How many lines in the records below contain the word "Flávio"? Answer with the number alone.

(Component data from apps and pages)
******************************
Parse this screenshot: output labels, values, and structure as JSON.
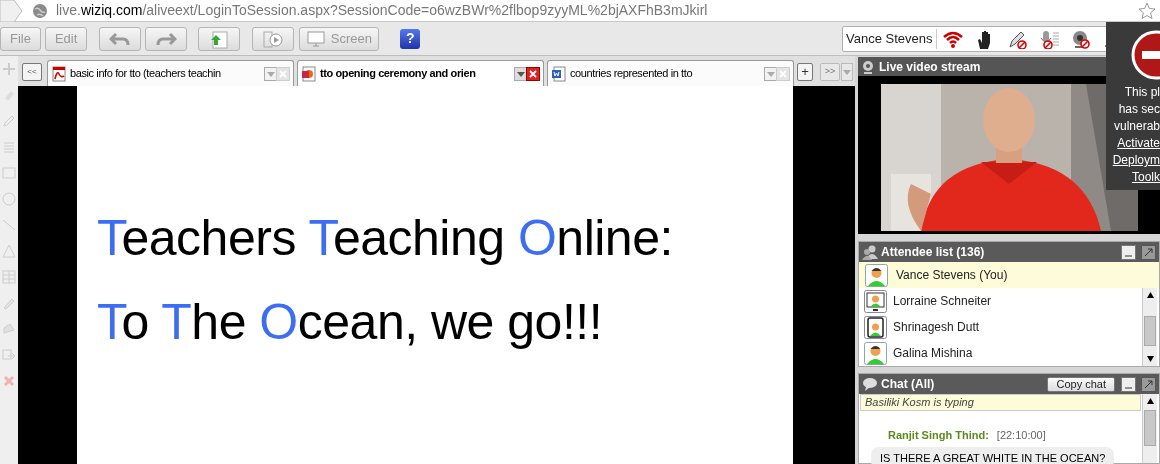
{
  "address_bar": {
    "url_host_prefix": "live.",
    "url_domain": "wiziq.com",
    "url_path": "/aliveext/LoginToSession.aspx?SessionCode=o6wzBWr%2flbop9zyyML%2bjAXFhB3mJkirl"
  },
  "toolbar": [
    {
      "kind": "text",
      "label": "File"
    },
    {
      "kind": "text",
      "label": "Edit"
    },
    {
      "kind": "undo"
    },
    {
      "kind": "redo"
    },
    {
      "kind": "upload"
    },
    {
      "kind": "media"
    },
    {
      "kind": "screen",
      "label": "Screen"
    },
    {
      "kind": "help",
      "label": "?"
    }
  ],
  "user": {
    "name": "Vance Stevens"
  },
  "tabs": [
    {
      "label": "basic info for tto (teachers teachin",
      "kind": "pdf",
      "selected": false
    },
    {
      "label": "tto opening ceremony and orien",
      "kind": "ppt",
      "selected": true
    },
    {
      "label": "countries represented in tto",
      "kind": "doc",
      "selected": false
    }
  ],
  "tab_nav": {
    "back": "<<",
    "add": "+",
    "forward": ">>"
  },
  "slide": {
    "lines": [
      [
        {
          "text": "T",
          "highlight": true
        },
        {
          "text": "eachers ",
          "highlight": false
        },
        {
          "text": "T",
          "highlight": true
        },
        {
          "text": "eaching ",
          "highlight": false
        },
        {
          "text": "O",
          "highlight": true
        },
        {
          "text": "nline:",
          "highlight": false
        }
      ],
      [
        {
          "text": "T",
          "highlight": true
        },
        {
          "text": "o ",
          "highlight": false
        },
        {
          "text": "T",
          "highlight": true
        },
        {
          "text": "he ",
          "highlight": false
        },
        {
          "text": "O",
          "highlight": true
        },
        {
          "text": "cean, we go!!!",
          "highlight": false
        }
      ]
    ]
  },
  "video": {
    "title": "Live video stream"
  },
  "plugin_notice": {
    "lines": [
      "This pl",
      "has sec",
      "vulnerab"
    ],
    "links": [
      "Activate",
      "Deploym",
      "Toolk"
    ]
  },
  "attendees": {
    "title": "Attendee list (136)",
    "items": [
      {
        "name": "Vance Stevens (You)",
        "kind": "person",
        "selected": true
      },
      {
        "name": "Lorraine Schneiter",
        "kind": "desktop",
        "selected": false
      },
      {
        "name": "Shrinagesh Dutt",
        "kind": "phone",
        "selected": false
      },
      {
        "name": "Galina Mishina",
        "kind": "person",
        "selected": false
      }
    ]
  },
  "chat": {
    "title": "Chat (All)",
    "copy_button": "Copy chat",
    "typing": "Basiliki Kosm is typing",
    "messages": [
      {
        "author": "Ranjit Singh Thind:",
        "time": "[22:10:00]",
        "text": "IS THERE A GREAT WHITE IN THE OCEAN?"
      }
    ]
  }
}
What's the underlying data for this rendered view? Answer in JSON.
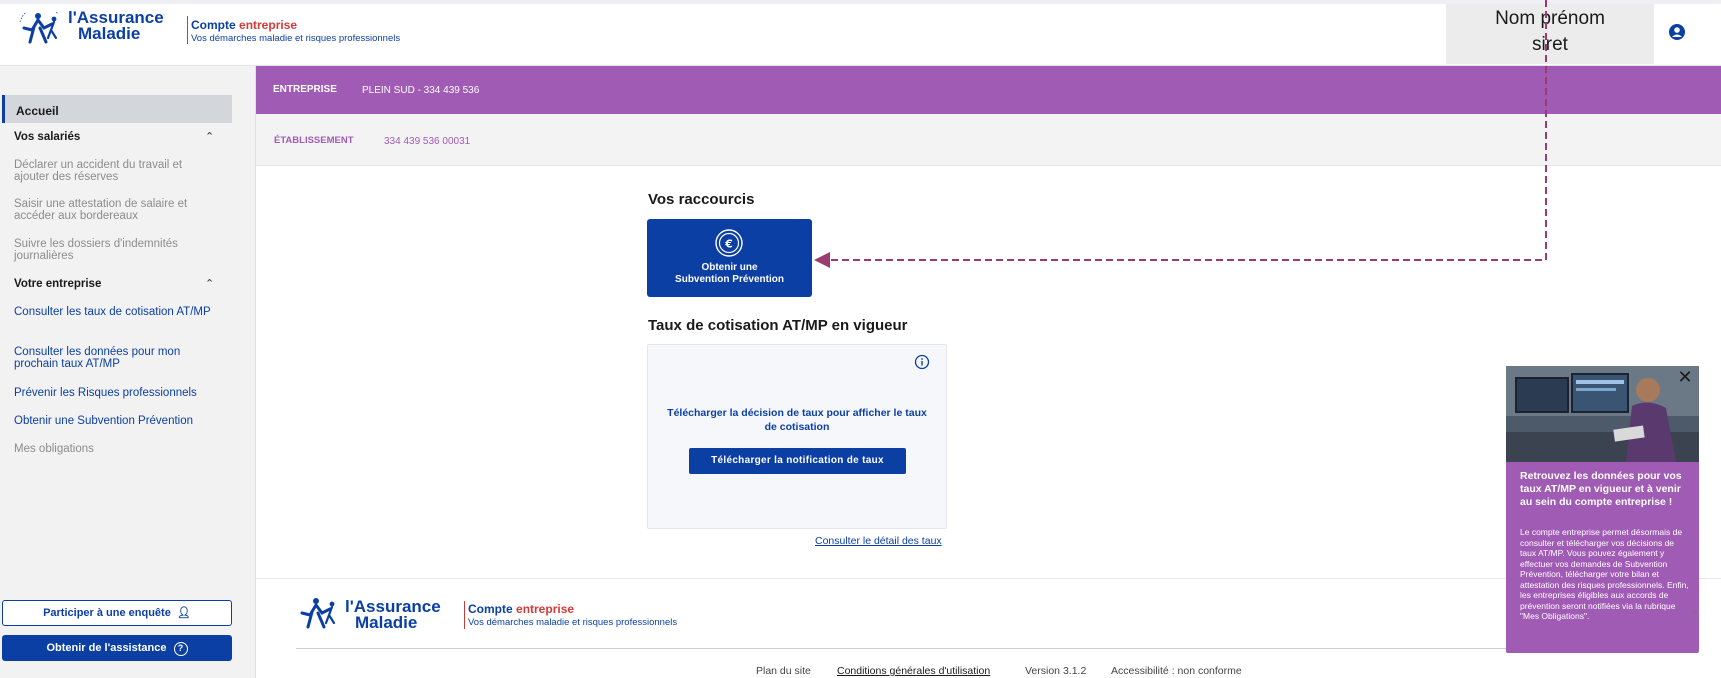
{
  "header": {
    "logo_line1": "l'Assurance",
    "logo_line2": "Maladie",
    "compte": "Compte",
    "entreprise": "entreprise",
    "subtitle": "Vos démarches maladie et risques professionnels",
    "user_name": "Nom prénom",
    "user_siret": "siret"
  },
  "sidebar": {
    "accueil": "Accueil",
    "section_salaries": "Vos salariés",
    "salaries_items": [
      "Déclarer un accident du travail et ajouter des réserves",
      "Saisir une attestation de salaire et accéder aux bordereaux",
      "Suivre les dossiers d'indemnités journalières"
    ],
    "section_entreprise": "Votre entreprise",
    "entreprise_items": [
      "Consulter les taux de cotisation AT/MP",
      "Consulter les données pour mon prochain taux AT/MP",
      "Prévenir les Risques professionnels",
      "Obtenir une Subvention Prévention",
      "Mes obligations"
    ],
    "btn_enquete": "Participer à une enquête",
    "btn_assistance": "Obtenir de l'assistance"
  },
  "entreprise_bar": {
    "label": "ENTREPRISE",
    "value": "PLEIN SUD - 334 439 536"
  },
  "etablissement_bar": {
    "label": "ÉTABLISSEMENT",
    "value": "334 439 536 00031"
  },
  "main": {
    "raccourcis_title": "Vos raccourcis",
    "shortcut_line1": "Obtenir une",
    "shortcut_line2": "Subvention Prévention",
    "taux_title": "Taux de cotisation AT/MP en vigueur",
    "taux_text": "Télécharger la décision de taux pour afficher le taux de cotisation",
    "btn_notification": "Télécharger la notification de taux",
    "link_detail": "Consulter le détail des taux"
  },
  "footer": {
    "plan": "Plan du site",
    "cgu": "Conditions générales d'utilisation",
    "version": "Version 3.1.2",
    "accessibilite": "Accessibilité : non conforme"
  },
  "popup": {
    "title": "Retrouvez les données pour vos taux AT/MP en vigueur et à venir au sein du compte entreprise !",
    "body": "Le compte entreprise permet désormais de consulter et télécharger vos décisions de taux AT/MP. Vous pouvez également y effectuer vos demandes de Subvention Prévention, télécharger votre bilan et attestation des risques professionnels. Enfin, les entreprises éligibles aux accords de prévention seront notifiées via la rubrique \"Mes Obligations\"."
  },
  "colors": {
    "brand_blue": "#0b3fa3",
    "purple": "#a05bb4",
    "annotation": "#9b3b6f"
  }
}
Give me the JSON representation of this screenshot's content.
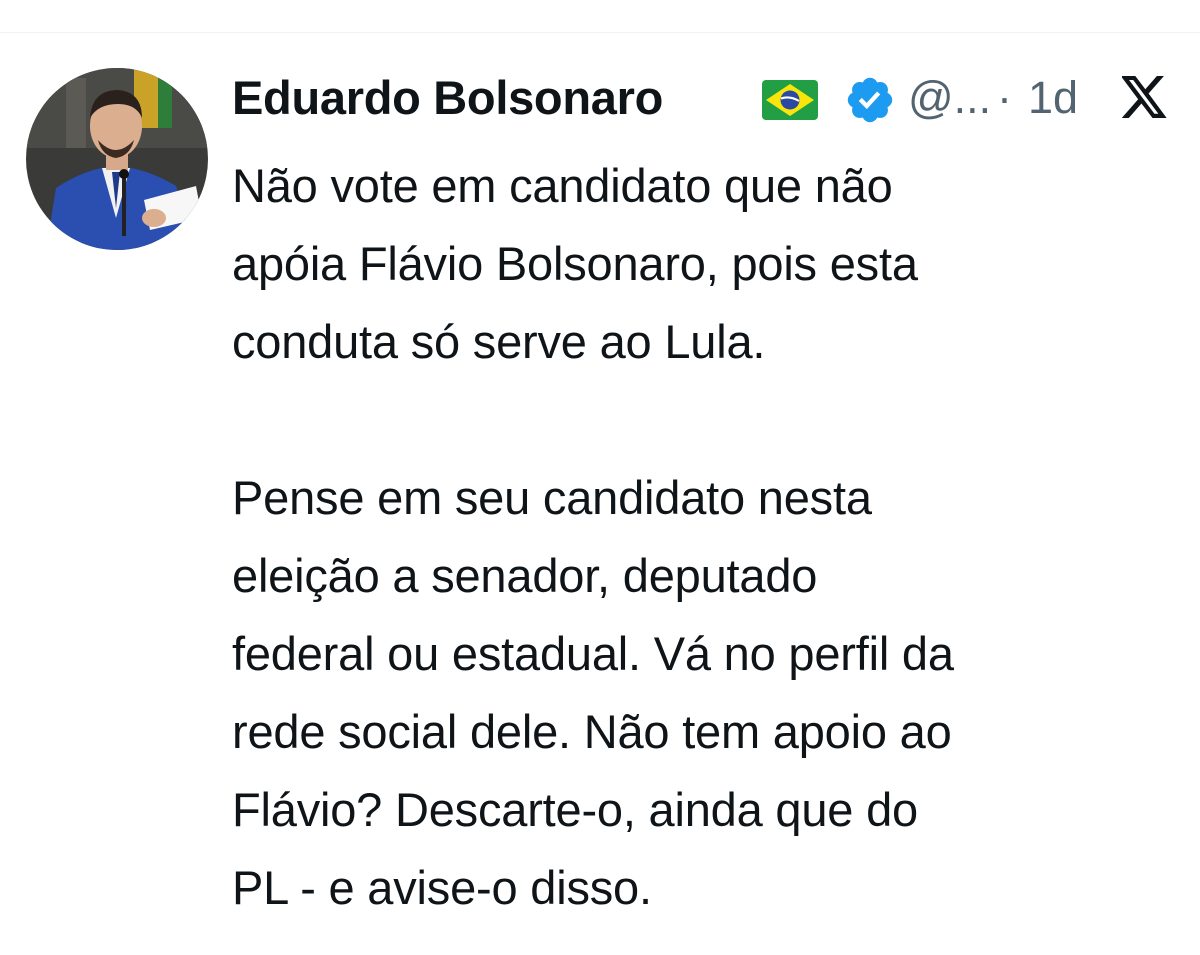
{
  "tweet": {
    "author_name": "Eduardo Bolsonaro",
    "flag_icon": "brazil-flag-icon",
    "verified_icon": "verified-badge-icon",
    "verified_color": "#1d9bf0",
    "handle": "@...",
    "separator": "·",
    "timestamp": "1d",
    "platform_icon": "x-logo-icon",
    "body": {
      "paragraph_1": [
        "Não vote em candidato que não",
        "apóia Flávio Bolsonaro, pois esta",
        "conduta só serve ao Lula."
      ],
      "paragraph_2": [
        "Pense em seu candidato nesta",
        "eleição a senador, deputado",
        "federal ou estadual. Vá no perfil da",
        "rede social dele. Não tem apoio ao",
        "Flávio? Descarte-o, ainda que do",
        "PL - e avise-o disso."
      ]
    }
  },
  "colors": {
    "text_primary": "#0f1419",
    "text_secondary": "#536471",
    "background": "#ffffff"
  }
}
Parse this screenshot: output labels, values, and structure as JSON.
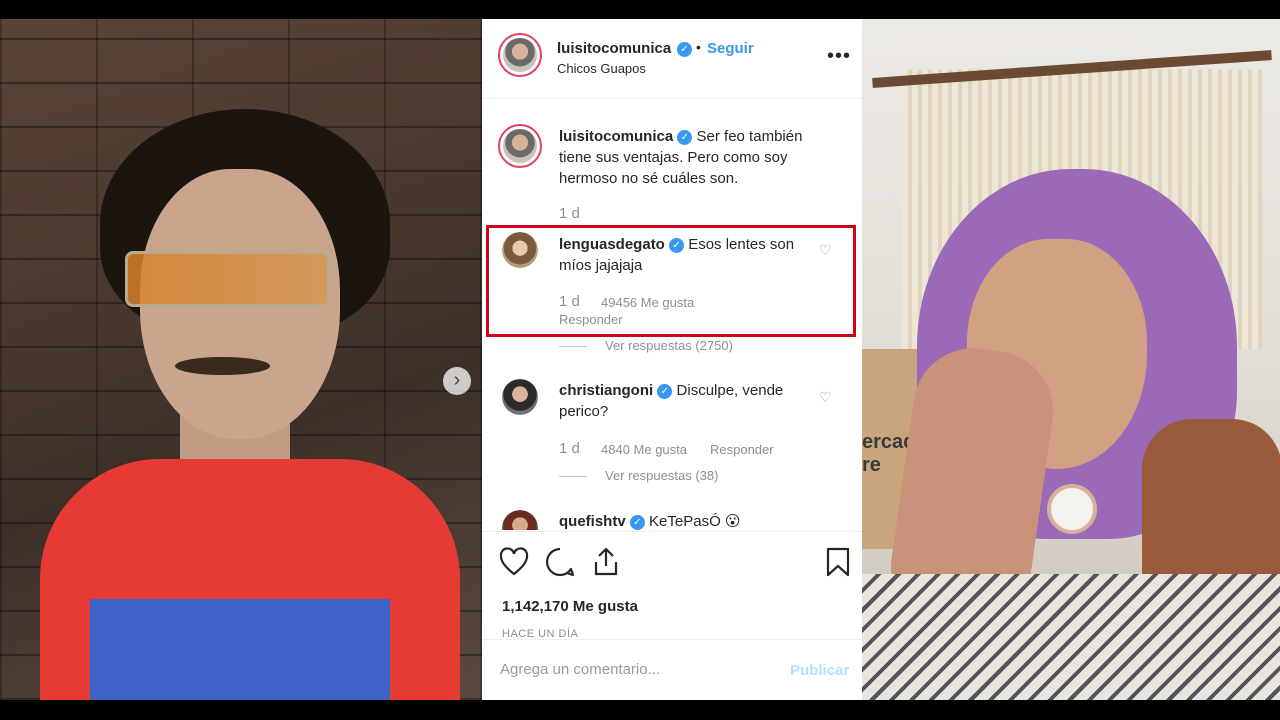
{
  "post": {
    "username": "luisitocomunica",
    "follow_label": "Seguir",
    "dot": "•",
    "location": "Chicos Guapos",
    "caption": "Ser feo también tiene sus ventajas. Pero como soy hermoso no sé cuáles son.",
    "caption_time": "1 d",
    "likes": "1,142,170 Me gusta",
    "posted_ago": "HACE UN DÍA"
  },
  "comments": [
    {
      "username": "lenguasdegato",
      "text": "Esos lentes son míos jajajaja",
      "time": "1 d",
      "likes": "49456 Me gusta",
      "reply_label": "Responder",
      "view_replies": "Ver respuestas (2750)"
    },
    {
      "username": "christiangoni",
      "text": "Disculpe, vende perico?",
      "time": "1 d",
      "likes": "4840 Me gusta",
      "reply_label": "Responder",
      "view_replies": "Ver respuestas (38)"
    },
    {
      "username": "quefishtv",
      "text": "KeTePasÓ 😮"
    }
  ],
  "add_comment": {
    "placeholder": "Agrega un comentario...",
    "publish_label": "Publicar"
  },
  "right_photo": {
    "box_text": "ercado\nre"
  },
  "icons": {
    "more": "more-options-icon",
    "heart": "heart-icon",
    "comment": "comment-icon",
    "share": "share-icon",
    "bookmark": "bookmark-icon",
    "next": "chevron-right-icon"
  },
  "colors": {
    "link_blue": "#3897f0",
    "highlight_red": "#d0021b",
    "publish_disabled": "#b2dffc"
  }
}
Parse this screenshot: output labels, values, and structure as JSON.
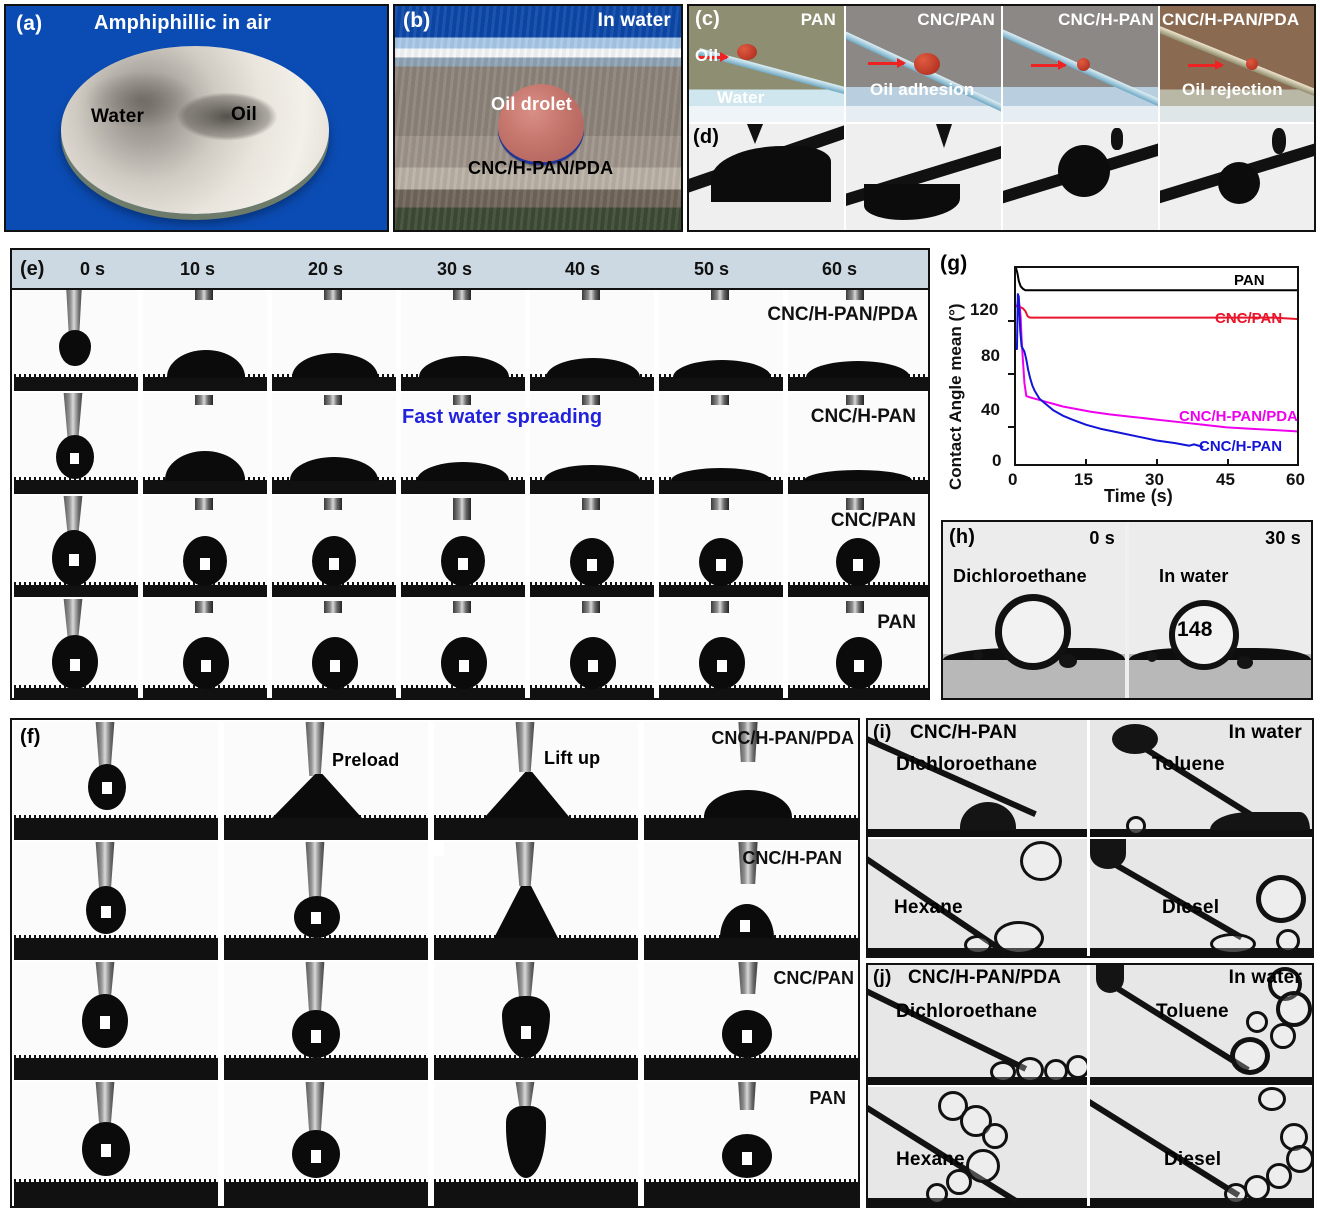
{
  "figure": {
    "panels": {
      "a": {
        "tag": "(a)",
        "title": "Amphiphillic in air",
        "labels": [
          "Water",
          "Oil"
        ],
        "bg_color": "#0b4cb4"
      },
      "b": {
        "tag": "(b)",
        "title": "In water",
        "labels": [
          "Oil drolet",
          "CNC/H-PAN/PDA"
        ]
      },
      "c": {
        "tag": "(c)",
        "titles": [
          "PAN",
          "CNC/PAN",
          "CNC/H-PAN",
          "CNC/H-PAN/PDA"
        ],
        "annotations": [
          "Oil",
          "Water",
          "Oil adhesion",
          "Oil rejection"
        ],
        "arrow_color": "#ee2222"
      },
      "d": {
        "tag": "(d)"
      },
      "e": {
        "tag": "(e)",
        "times": [
          "0 s",
          "10 s",
          "20 s",
          "30 s",
          "40 s",
          "50 s",
          "60 s"
        ],
        "rows": [
          "CNC/H-PAN/PDA",
          "CNC/H-PAN",
          "CNC/PAN",
          "PAN"
        ],
        "annotation": "Fast water spreading",
        "annotation_color": "#2222dd",
        "header_bg": "#ccd9e2"
      },
      "f": {
        "tag": "(f)",
        "steps": [
          "Preload",
          "Lift up"
        ],
        "rows": [
          "CNC/H-PAN/PDA",
          "CNC/H-PAN",
          "CNC/PAN",
          "PAN"
        ]
      },
      "g": {
        "tag": "(g)"
      },
      "h": {
        "tag": "(h)",
        "times": [
          "0 s",
          "30 s"
        ],
        "labels": [
          "Dichloroethane",
          "In water"
        ],
        "angle_value": "148"
      },
      "i": {
        "tag": "(i)",
        "title": "CNC/H-PAN",
        "corner": "In water",
        "oils": [
          "Dichloroethane",
          "Toluene",
          "Hexane",
          "Diesel"
        ]
      },
      "j": {
        "tag": "(j)",
        "title": "CNC/H-PAN/PDA",
        "corner": "In water",
        "oils": [
          "Dichloroethane",
          "Toluene",
          "Hexane",
          "Diesel"
        ]
      }
    }
  },
  "chart_data": {
    "type": "line",
    "title": "",
    "xlabel": "Time (s)",
    "ylabel": "Contact Angle mean (°)",
    "xlim": [
      0,
      60
    ],
    "ylim": [
      0,
      150
    ],
    "xticks": [
      0,
      15,
      30,
      45,
      60
    ],
    "yticks": [
      0,
      40,
      80,
      120
    ],
    "grid": false,
    "legend_position": "inline-right",
    "series": [
      {
        "name": "PAN",
        "color": "#000000",
        "label_x": 52,
        "label_y": 145,
        "x": [
          0,
          0.3,
          0.6,
          1,
          1.5,
          2,
          3,
          5,
          8,
          12,
          16,
          20,
          25,
          30,
          35,
          40,
          45,
          50,
          55,
          60
        ],
        "y": [
          150,
          146,
          140,
          136,
          134,
          133,
          133,
          133,
          133,
          133,
          133,
          133,
          133,
          133,
          133,
          133,
          133,
          133,
          133,
          133
        ]
      },
      {
        "name": "CNC/PAN",
        "color": "#e8152b",
        "label_x": 50,
        "label_y": 122,
        "x": [
          0,
          0.3,
          0.6,
          1,
          1.5,
          2,
          2.5,
          3,
          5,
          8,
          12,
          16,
          20,
          25,
          30,
          35,
          40,
          45,
          50,
          55,
          60
        ],
        "y": [
          121,
          121,
          120,
          120,
          119,
          117,
          113,
          112,
          112,
          112,
          112,
          112,
          112,
          112,
          112,
          112,
          112,
          112,
          112,
          112,
          111
        ]
      },
      {
        "name": "CNC/H-PAN/PDA",
        "color": "#ee00ee",
        "label_x": 46,
        "label_y": 36,
        "x": [
          0,
          0.3,
          0.5,
          0.8,
          1.0,
          1.2,
          1.5,
          1.8,
          2.2,
          3,
          4,
          5,
          6,
          8,
          10,
          13,
          16,
          20,
          25,
          30,
          35,
          40,
          45,
          50,
          55,
          60
        ],
        "y": [
          120,
          122,
          127,
          120,
          112,
          95,
          78,
          62,
          52,
          51,
          50,
          49,
          48,
          46,
          44,
          42,
          40,
          38,
          36,
          34,
          32,
          30,
          28,
          27,
          26,
          25
        ]
      },
      {
        "name": "CNC/H-PAN",
        "color": "#1414d8",
        "label_x": 42,
        "label_y": 13,
        "x": [
          0,
          0.2,
          0.4,
          0.6,
          0.9,
          1.2,
          1.5,
          1.8,
          2.2,
          2.6,
          3,
          3.5,
          4,
          5,
          6,
          7,
          8,
          10,
          12,
          15,
          18,
          22,
          26,
          30,
          34,
          37,
          38,
          40
        ],
        "y": [
          88,
          88,
          130,
          128,
          102,
          90,
          88,
          86,
          80,
          72,
          66,
          60,
          56,
          50,
          47,
          44,
          41,
          37,
          34,
          30,
          27,
          24,
          21,
          18,
          16,
          14,
          15,
          13
        ]
      }
    ]
  }
}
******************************
**ANSWER SECTION**
2